Earlier this month, Amphastar reached an agreement with the state of New York regarding the cost of naloxone, resulting in a $6 dollar rebate per dose.  Attorney General DeWine is requesting a similar agreement between the company and Ohio.

"Given Ohio's use and promotion of naloxone, I would ask for the same consideration you gave the state of New York and seek an agreement similar to what you offered New York," wrote Attorney General DeWine.  "The $6.00 rebate per dose for police departments and other agencies who distribute naloxone would make a tremendous difference."

Naloxone Letter   The letter, which was mailed on Friday, can be found here.
Ohio, like many other states, has been severely plagued by the opiate epidemic, with heroin contributing to as many as 18 overdose deaths a week in 2013.

Following a 2014 law allowing Ohio law enforcement officers to carry and administer naloxone, Attorney General DeWine's Ohio Peace Officer Training Academy created a training video for law enforcement regarding the administration of the drug. 

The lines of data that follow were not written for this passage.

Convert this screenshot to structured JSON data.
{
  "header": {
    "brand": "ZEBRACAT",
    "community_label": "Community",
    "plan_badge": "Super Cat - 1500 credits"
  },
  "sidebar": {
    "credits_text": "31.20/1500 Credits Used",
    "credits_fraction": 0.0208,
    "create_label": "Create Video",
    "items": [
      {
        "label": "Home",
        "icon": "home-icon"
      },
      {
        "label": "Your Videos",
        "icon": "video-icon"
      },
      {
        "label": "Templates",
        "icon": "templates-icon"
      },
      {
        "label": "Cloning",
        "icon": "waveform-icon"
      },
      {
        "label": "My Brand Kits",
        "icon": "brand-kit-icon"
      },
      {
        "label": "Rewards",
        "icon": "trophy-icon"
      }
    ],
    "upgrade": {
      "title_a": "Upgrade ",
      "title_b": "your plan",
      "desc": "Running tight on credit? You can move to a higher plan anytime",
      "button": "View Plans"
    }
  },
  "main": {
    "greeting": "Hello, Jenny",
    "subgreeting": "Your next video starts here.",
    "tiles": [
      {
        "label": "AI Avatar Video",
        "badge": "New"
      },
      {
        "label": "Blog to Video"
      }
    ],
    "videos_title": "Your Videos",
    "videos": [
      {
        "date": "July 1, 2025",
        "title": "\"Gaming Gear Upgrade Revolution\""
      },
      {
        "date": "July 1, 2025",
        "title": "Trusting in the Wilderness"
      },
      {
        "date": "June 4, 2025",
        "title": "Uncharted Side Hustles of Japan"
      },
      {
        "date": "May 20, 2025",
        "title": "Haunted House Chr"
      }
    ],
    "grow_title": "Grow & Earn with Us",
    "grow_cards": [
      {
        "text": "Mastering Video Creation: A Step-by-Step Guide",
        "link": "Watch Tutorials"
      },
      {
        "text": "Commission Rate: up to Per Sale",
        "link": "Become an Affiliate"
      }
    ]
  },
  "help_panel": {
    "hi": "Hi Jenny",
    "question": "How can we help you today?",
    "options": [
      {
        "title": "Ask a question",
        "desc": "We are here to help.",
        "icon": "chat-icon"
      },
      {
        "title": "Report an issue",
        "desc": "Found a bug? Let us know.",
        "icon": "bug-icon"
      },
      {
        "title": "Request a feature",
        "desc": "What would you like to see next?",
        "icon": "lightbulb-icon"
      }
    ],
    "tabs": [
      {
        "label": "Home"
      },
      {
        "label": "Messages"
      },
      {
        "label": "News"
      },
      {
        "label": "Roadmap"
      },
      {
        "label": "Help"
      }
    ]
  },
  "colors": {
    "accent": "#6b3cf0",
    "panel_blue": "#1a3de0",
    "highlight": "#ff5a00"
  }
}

The training course, which can be accessed by officers online through the Ohio Law Enforcement Gateway (OHLEG), teaches risk factors for overdoses, signs and symptoms of an opioid overdose, and steps for administering naloxone.  More than 1,400 law enforcement officers have completed the course to date.

In addition to law enforcement, the law also gave friends, family members, or others who may be in the position to assist someone suffering from an opioid overdose the ability to administer naloxone as long as they receive the drug from a licensed health professional.  Therefore, an educational video similar to the training course was also created by the Attorney General's Office as an informational and awareness tool for community members.